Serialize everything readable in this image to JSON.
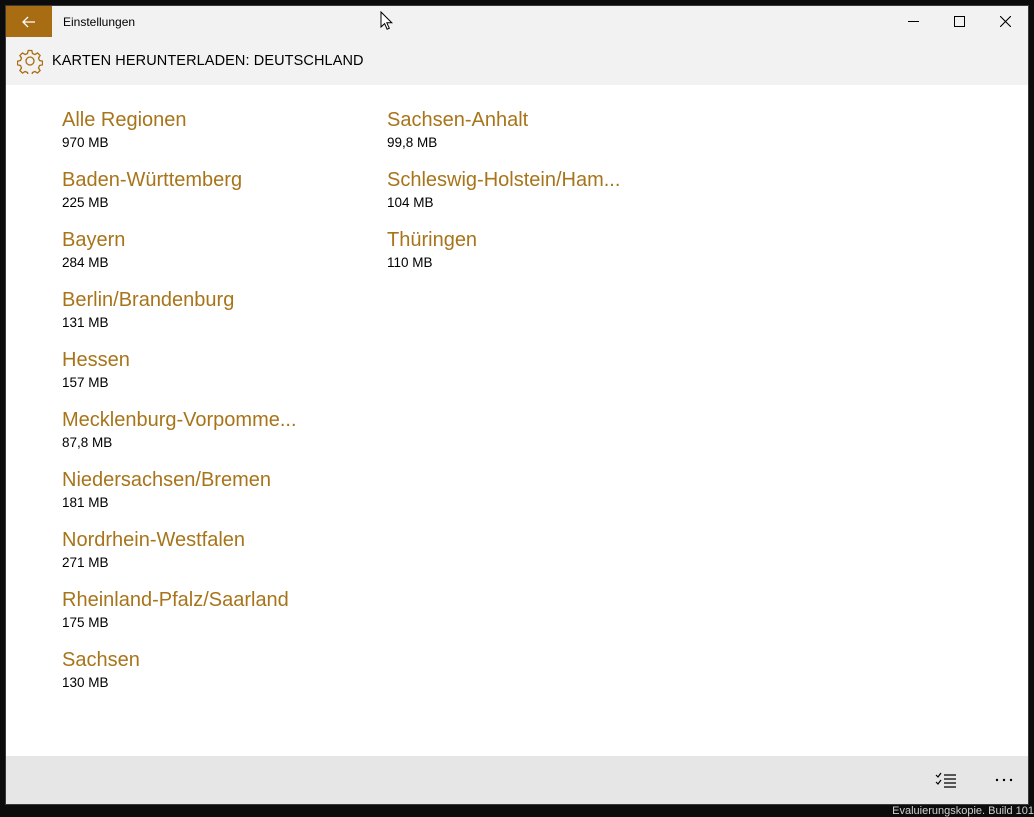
{
  "window": {
    "title": "Einstellungen"
  },
  "header": {
    "title": "KARTEN HERUNTERLADEN: DEUTSCHLAND"
  },
  "regions_col1": [
    {
      "name": "Alle Regionen",
      "size": "970 MB"
    },
    {
      "name": "Baden-Württemberg",
      "size": "225 MB"
    },
    {
      "name": "Bayern",
      "size": "284 MB"
    },
    {
      "name": "Berlin/Brandenburg",
      "size": "131 MB"
    },
    {
      "name": "Hessen",
      "size": "157 MB"
    },
    {
      "name": "Mecklenburg-Vorpomme...",
      "size": "87,8 MB"
    },
    {
      "name": "Niedersachsen/Bremen",
      "size": "181 MB"
    },
    {
      "name": "Nordrhein-Westfalen",
      "size": "271 MB"
    },
    {
      "name": "Rheinland-Pfalz/Saarland",
      "size": "175 MB"
    },
    {
      "name": "Sachsen",
      "size": "130 MB"
    }
  ],
  "regions_col2": [
    {
      "name": "Sachsen-Anhalt",
      "size": "99,8 MB"
    },
    {
      "name": "Schleswig-Holstein/Ham...",
      "size": "104 MB"
    },
    {
      "name": "Thüringen",
      "size": "110 MB"
    }
  ],
  "icons": {
    "back": "back-arrow-icon",
    "minimize": "minimize-icon",
    "maximize": "maximize-icon",
    "close": "close-icon",
    "settings": "gear-icon",
    "select": "select-list-icon",
    "more": "more-icon"
  },
  "colors": {
    "accent": "#a86d12",
    "region_text": "#a8741a",
    "chrome_bg": "#f2f2f2",
    "appbar_bg": "#e6e6e6"
  },
  "watermark": "Evaluierungskopie. Build 101"
}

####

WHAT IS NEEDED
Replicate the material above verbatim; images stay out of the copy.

RESULT FOR THIS TASK
Serialize everything readable in this image to JSON.
{
  "window": {
    "title": "Einstellungen"
  },
  "header": {
    "title": "KARTEN HERUNTERLADEN: DEUTSCHLAND"
  },
  "regions_col1": [
    {
      "name": "Alle Regionen",
      "size": "970 MB"
    },
    {
      "name": "Baden-Württemberg",
      "size": "225 MB"
    },
    {
      "name": "Bayern",
      "size": "284 MB"
    },
    {
      "name": "Berlin/Brandenburg",
      "size": "131 MB"
    },
    {
      "name": "Hessen",
      "size": "157 MB"
    },
    {
      "name": "Mecklenburg-Vorpomme...",
      "size": "87,8 MB"
    },
    {
      "name": "Niedersachsen/Bremen",
      "size": "181 MB"
    },
    {
      "name": "Nordrhein-Westfalen",
      "size": "271 MB"
    },
    {
      "name": "Rheinland-Pfalz/Saarland",
      "size": "175 MB"
    },
    {
      "name": "Sachsen",
      "size": "130 MB"
    }
  ],
  "regions_col2": [
    {
      "name": "Sachsen-Anhalt",
      "size": "99,8 MB"
    },
    {
      "name": "Schleswig-Holstein/Ham...",
      "size": "104 MB"
    },
    {
      "name": "Thüringen",
      "size": "110 MB"
    }
  ],
  "icons": {
    "back": "back-arrow-icon",
    "minimize": "minimize-icon",
    "maximize": "maximize-icon",
    "close": "close-icon",
    "settings": "gear-icon",
    "select": "select-list-icon",
    "more": "more-icon"
  },
  "colors": {
    "accent": "#a86d12",
    "region_text": "#a8741a",
    "chrome_bg": "#f2f2f2",
    "appbar_bg": "#e6e6e6"
  },
  "watermark": "Evaluierungskopie. Build 101"
}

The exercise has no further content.